    9. Poker has no information gathering?? Only if you play online...Otherwise it is all about playing your opponents and you can READ them...
  4. blnbr


    "1. Trading is a zero sum game too, or even a negative return counting commission and taxes. No difference from poker."

    Plus the factors of price manipulation, insider trading, etc.
  5. Completely wrong.

    Both poker and trading are games of making hard decisions based on imperfect information.

    Both have multiple 'styles' that can be used to become profitable, despite being very different to each other.

    Both have the same steep psychological learning curve when it comes to applying an edge.
  6. Handle123


    I totally agree, before I became full time trader, all my weekends I was in Vegas making money playing Blackjack.

    1. Have to have a well tested plan.
    2. Must have disipline.
    3. Maintain strict Money management rules.

    The only reason I stopped playing was I didn't want to move there and trading offered a bigger edge. I still have friends who play all kinds of games in Vegas, they don't have losing years, you learn a method that works, and hope the boredom don't become too great.

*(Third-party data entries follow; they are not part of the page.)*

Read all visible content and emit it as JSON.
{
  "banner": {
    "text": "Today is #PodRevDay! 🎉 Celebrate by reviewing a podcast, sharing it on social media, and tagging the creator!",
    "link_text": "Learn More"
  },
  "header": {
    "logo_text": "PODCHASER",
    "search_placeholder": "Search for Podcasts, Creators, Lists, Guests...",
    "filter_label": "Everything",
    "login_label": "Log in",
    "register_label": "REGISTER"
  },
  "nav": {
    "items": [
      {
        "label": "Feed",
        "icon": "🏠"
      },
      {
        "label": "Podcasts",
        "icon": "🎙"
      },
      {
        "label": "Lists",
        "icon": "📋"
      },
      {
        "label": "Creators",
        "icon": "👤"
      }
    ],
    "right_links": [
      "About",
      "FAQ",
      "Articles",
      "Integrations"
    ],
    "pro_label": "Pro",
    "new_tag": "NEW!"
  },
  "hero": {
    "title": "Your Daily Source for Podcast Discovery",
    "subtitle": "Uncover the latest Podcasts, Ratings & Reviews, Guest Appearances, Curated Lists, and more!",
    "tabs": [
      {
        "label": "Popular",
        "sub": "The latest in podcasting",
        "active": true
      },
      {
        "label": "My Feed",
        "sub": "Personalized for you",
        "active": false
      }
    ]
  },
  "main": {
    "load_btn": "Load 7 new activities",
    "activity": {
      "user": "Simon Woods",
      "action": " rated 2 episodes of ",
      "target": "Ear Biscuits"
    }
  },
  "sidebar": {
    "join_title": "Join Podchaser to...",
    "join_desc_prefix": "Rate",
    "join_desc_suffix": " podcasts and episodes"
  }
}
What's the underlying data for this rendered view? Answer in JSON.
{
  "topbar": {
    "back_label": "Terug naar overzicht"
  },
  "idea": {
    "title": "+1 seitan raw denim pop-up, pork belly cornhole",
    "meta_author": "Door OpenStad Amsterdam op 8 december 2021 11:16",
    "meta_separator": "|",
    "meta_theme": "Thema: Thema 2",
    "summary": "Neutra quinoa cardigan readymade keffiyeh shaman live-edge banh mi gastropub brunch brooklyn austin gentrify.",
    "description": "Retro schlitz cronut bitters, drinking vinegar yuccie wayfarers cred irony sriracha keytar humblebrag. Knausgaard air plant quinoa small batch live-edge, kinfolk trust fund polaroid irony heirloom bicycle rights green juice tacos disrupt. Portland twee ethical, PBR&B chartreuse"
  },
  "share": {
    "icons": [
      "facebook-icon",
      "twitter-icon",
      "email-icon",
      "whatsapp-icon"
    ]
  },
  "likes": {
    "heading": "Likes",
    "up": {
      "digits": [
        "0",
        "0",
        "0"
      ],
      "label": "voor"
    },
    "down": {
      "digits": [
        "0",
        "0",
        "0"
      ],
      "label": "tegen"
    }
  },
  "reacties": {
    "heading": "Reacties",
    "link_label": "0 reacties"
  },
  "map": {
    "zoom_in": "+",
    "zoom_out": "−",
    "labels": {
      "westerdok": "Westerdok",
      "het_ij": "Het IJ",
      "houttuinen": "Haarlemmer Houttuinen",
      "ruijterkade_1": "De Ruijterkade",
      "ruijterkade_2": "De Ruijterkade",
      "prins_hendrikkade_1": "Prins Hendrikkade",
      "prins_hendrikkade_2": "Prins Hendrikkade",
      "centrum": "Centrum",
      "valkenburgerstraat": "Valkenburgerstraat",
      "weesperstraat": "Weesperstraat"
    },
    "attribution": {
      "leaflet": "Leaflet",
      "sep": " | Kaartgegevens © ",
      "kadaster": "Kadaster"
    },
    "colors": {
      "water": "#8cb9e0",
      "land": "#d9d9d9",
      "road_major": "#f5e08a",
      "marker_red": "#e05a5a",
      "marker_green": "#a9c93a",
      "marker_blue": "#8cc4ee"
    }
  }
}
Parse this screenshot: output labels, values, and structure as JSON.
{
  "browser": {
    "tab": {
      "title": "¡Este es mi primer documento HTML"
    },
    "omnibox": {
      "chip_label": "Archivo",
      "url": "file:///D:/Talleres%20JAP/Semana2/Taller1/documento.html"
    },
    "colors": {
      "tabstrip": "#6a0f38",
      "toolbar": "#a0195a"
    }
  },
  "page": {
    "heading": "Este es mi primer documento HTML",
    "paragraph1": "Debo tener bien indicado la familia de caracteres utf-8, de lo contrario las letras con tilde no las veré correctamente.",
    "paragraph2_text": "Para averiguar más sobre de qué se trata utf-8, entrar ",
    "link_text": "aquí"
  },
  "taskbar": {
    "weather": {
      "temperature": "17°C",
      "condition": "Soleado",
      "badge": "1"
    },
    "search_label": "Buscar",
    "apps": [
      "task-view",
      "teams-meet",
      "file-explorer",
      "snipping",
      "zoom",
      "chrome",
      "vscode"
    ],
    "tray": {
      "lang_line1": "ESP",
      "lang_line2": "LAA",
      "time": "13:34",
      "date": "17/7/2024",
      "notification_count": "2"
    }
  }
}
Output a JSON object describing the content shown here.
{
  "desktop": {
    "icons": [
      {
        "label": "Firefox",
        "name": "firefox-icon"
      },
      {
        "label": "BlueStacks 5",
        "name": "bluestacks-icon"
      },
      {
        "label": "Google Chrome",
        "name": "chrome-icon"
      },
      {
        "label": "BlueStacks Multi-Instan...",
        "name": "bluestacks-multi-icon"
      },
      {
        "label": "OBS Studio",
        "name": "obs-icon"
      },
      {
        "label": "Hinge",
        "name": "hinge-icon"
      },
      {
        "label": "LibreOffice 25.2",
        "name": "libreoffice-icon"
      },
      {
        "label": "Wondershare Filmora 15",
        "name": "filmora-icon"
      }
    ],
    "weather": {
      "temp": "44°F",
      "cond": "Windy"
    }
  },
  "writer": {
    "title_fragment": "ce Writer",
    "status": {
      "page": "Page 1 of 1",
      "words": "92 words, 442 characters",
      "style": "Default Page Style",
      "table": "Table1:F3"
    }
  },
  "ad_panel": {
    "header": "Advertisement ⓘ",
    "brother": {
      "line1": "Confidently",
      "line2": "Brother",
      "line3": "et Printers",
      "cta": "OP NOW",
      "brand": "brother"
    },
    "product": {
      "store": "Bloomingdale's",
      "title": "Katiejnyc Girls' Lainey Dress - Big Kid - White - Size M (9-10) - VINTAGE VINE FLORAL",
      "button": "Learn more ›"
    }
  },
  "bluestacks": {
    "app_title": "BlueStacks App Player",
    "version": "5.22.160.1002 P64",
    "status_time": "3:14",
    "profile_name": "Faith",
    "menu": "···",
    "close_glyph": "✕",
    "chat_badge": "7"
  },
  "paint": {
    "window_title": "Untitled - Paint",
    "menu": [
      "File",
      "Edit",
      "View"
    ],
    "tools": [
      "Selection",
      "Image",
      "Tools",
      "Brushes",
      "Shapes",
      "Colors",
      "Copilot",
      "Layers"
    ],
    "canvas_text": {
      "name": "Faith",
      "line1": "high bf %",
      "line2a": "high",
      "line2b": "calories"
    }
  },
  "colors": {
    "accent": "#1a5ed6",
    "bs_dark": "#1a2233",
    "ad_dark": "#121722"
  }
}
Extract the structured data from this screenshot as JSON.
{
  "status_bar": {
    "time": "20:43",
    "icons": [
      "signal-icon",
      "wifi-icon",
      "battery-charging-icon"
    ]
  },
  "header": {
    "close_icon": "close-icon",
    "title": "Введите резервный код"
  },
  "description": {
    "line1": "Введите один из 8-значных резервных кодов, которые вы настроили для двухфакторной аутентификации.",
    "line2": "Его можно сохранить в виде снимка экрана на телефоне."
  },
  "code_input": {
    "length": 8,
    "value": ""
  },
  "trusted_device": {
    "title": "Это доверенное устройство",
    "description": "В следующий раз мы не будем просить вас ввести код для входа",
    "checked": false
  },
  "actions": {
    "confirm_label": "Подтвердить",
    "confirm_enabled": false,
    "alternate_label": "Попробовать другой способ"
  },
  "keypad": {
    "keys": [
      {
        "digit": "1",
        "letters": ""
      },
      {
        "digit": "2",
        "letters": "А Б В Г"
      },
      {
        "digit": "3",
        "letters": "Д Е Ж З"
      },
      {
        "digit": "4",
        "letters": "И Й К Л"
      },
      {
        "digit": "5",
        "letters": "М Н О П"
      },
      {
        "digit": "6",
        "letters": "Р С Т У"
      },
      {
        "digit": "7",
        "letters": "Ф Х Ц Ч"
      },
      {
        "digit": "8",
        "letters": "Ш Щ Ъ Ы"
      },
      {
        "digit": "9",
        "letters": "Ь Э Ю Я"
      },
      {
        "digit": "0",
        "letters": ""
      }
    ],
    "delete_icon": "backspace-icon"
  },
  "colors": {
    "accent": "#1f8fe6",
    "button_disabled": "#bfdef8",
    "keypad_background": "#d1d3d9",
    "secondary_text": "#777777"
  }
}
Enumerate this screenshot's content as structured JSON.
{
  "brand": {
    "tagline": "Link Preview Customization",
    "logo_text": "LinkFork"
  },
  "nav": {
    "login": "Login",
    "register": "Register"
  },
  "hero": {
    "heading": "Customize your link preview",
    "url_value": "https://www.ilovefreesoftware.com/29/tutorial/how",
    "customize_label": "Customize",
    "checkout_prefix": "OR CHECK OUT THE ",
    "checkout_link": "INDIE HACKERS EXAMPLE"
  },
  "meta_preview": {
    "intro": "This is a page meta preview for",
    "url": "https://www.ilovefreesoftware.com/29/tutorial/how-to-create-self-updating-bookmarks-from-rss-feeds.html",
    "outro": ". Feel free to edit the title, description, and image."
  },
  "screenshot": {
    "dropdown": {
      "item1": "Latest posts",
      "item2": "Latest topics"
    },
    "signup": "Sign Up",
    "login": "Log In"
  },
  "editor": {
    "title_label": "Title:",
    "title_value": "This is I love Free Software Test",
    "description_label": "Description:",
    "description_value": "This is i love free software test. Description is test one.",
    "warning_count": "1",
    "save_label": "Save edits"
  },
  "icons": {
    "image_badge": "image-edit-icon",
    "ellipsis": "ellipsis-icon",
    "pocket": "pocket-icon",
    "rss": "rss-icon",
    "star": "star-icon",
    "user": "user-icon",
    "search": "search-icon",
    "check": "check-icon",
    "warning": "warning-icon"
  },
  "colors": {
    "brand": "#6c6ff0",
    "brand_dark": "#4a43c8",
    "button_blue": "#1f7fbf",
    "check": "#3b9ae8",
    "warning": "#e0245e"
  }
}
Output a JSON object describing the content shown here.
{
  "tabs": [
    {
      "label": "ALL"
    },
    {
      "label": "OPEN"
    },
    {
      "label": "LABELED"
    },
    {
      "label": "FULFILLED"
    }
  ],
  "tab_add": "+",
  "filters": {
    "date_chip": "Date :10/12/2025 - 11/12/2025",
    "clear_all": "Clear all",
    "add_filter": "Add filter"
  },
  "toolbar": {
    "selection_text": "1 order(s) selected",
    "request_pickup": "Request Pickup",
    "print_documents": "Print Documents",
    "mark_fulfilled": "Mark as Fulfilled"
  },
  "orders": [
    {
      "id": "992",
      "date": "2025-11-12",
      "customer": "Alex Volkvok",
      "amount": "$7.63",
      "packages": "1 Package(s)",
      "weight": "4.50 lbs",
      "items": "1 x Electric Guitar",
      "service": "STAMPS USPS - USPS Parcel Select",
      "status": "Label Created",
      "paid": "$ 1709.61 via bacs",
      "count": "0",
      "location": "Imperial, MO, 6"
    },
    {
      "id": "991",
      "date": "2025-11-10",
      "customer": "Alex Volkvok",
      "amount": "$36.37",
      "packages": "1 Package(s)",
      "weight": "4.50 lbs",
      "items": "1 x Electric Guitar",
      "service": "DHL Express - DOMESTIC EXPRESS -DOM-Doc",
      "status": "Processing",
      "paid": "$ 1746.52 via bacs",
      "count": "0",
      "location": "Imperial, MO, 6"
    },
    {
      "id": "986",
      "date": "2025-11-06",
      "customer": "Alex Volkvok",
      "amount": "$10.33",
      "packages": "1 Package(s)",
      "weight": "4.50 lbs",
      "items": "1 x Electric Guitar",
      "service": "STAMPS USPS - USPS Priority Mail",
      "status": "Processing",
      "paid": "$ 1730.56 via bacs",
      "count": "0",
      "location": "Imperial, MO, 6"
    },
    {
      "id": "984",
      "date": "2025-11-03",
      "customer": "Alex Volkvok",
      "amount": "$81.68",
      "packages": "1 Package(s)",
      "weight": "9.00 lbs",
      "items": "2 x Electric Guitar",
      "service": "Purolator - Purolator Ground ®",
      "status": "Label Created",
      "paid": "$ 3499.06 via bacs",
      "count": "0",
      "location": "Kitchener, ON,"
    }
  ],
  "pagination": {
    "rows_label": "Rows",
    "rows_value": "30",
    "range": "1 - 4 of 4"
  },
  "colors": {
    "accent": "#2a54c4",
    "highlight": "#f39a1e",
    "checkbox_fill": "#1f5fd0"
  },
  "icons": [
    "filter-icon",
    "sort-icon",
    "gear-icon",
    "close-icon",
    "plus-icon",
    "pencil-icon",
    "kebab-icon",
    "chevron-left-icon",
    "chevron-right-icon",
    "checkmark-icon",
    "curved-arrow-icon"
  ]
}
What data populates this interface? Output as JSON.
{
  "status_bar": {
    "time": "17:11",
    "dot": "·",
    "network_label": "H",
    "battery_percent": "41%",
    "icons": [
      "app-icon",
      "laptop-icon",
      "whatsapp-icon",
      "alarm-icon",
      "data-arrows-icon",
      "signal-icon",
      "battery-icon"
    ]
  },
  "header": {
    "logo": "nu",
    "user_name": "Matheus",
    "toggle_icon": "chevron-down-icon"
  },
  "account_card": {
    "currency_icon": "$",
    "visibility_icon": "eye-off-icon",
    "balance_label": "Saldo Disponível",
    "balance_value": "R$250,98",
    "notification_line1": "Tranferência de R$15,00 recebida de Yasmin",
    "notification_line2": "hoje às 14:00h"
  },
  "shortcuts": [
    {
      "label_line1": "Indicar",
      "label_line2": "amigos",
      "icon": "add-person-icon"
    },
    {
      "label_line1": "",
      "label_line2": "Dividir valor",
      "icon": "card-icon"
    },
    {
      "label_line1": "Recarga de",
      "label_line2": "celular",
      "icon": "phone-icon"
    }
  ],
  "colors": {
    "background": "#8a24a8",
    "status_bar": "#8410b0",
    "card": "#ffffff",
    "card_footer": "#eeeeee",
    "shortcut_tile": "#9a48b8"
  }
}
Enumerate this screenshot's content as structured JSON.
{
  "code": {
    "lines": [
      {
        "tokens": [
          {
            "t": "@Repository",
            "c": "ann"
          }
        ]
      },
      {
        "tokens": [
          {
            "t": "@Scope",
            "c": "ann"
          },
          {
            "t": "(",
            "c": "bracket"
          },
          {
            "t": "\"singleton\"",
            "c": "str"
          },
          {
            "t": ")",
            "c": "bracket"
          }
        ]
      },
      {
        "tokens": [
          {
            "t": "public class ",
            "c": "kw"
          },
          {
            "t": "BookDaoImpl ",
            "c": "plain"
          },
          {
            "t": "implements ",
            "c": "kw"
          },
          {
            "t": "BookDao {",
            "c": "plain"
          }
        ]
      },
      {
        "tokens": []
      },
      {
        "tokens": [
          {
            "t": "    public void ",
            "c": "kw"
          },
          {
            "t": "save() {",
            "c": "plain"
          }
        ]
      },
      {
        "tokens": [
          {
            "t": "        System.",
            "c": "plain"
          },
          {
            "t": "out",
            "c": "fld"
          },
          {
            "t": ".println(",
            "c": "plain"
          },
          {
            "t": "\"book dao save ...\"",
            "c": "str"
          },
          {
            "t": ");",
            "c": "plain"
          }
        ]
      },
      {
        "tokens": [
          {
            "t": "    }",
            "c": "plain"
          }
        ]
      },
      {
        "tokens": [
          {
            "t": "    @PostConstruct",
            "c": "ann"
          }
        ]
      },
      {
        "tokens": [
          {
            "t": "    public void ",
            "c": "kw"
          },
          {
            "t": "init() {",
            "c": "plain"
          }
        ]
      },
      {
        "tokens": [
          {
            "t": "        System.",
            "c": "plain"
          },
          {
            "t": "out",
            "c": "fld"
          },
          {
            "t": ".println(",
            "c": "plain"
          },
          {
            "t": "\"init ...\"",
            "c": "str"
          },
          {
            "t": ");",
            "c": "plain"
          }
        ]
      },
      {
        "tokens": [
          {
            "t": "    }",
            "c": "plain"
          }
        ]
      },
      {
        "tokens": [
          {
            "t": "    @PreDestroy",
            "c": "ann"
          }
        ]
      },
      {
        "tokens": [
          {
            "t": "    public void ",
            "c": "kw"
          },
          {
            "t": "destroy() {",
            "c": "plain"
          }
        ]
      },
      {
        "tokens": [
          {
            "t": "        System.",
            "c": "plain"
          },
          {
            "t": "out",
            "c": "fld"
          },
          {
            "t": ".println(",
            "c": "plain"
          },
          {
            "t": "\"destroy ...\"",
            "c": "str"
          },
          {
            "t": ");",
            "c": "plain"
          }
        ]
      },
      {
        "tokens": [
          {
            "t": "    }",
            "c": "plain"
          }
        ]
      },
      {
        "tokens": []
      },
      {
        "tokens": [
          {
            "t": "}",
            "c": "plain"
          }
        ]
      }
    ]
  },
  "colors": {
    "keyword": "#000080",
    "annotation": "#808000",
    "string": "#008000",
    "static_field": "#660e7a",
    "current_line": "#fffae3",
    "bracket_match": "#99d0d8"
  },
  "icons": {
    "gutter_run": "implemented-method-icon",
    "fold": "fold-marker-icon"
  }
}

    Then you go into teaching till you get tired of explaining the same concept four hundred times, LOL "How much do I risk?" grrrr
  7. It takes 98% of poker players to support 2% of poker players to make a living; otherwise where would money come from?
  8. You seem to be speaking too "knowledgeably" about that. Were you ever a pimp? :confused:
  9. oraclewizard77

    oraclewizard77 Moderator

    I would suggest that in NL poker, the problem comes to luck. You can play the best hand and still lose if for example another player gets lucky on the river.

    However, if you are a pro over time your skill level will provide you with an edge. For example, your skill level could be reading the other player's tells and bet patterns. Or you could be patient in limit poker and wait for decent cards like you wait for a good setup in trading.

    I would say in swing trading stocks over the longer term you may be looking for other factors than just TA, for example, say I am long NEOP which I got in at a much lower price. I know that the drug they are waiting for approval is both safe and it works, plus I was able to sell over 1/2 my shares at a profit reducing my risk on this trade, while waiting for FDA approval. TA I might use on this stock are just fibs in that I may buy back on a 50% pullback or sell some on a 100% rise in price, but I can ignore daily signals.

    Short term futures, I may need to determine is the market currently in this hour of time trending down, trending up, or trading in a range. Then I need to look at what indicators may confirm what I see on the chart. Then I may need to wait for a setup with a target and a stop to allow me to profit from my insight. I need to be able to not go on tilt if I am wrong.
  10. Poker and Trading are pretty much the same with a few differences. Poker involves an exponentially greater decision making ability and endurance than trading does.

    A trader can make 2-3 decisions a day, a week, a month, a year and still be relatively profitable.

    A poker player has to make hundreds and thousands of decisions over the course of the weeks and months in order to be relatively profitable.

    Both games benefit from pattern recognition and situational recognition
    Both games benefit from sound money management
    Both games have an element of luck (poker more so than trading)
    Both games require sufficient bankroll to have a reasonable chance at success
    Both games require (generally speaking) intense emotional control

    The biggest differences I see:
    In poker, while you are all-in you cannot take it back, in trading you can.
    In poker, a lot of your success relies heavily on the skill level of your opponent. Trading your biggest opponent is really yourself.
    Poker has a limited lucrative level, Trading is essentially unlimited. (Nobody is going to become a billionaire from playing poker exclusively).
    Required decision making aptitude is much higher in Poker than in trading.

    And, yes, Poker does involve an insane amount of skill. It is not coincidence you see the same poker pros at the final table 99% of the time.
    #10     Apr 10, 2011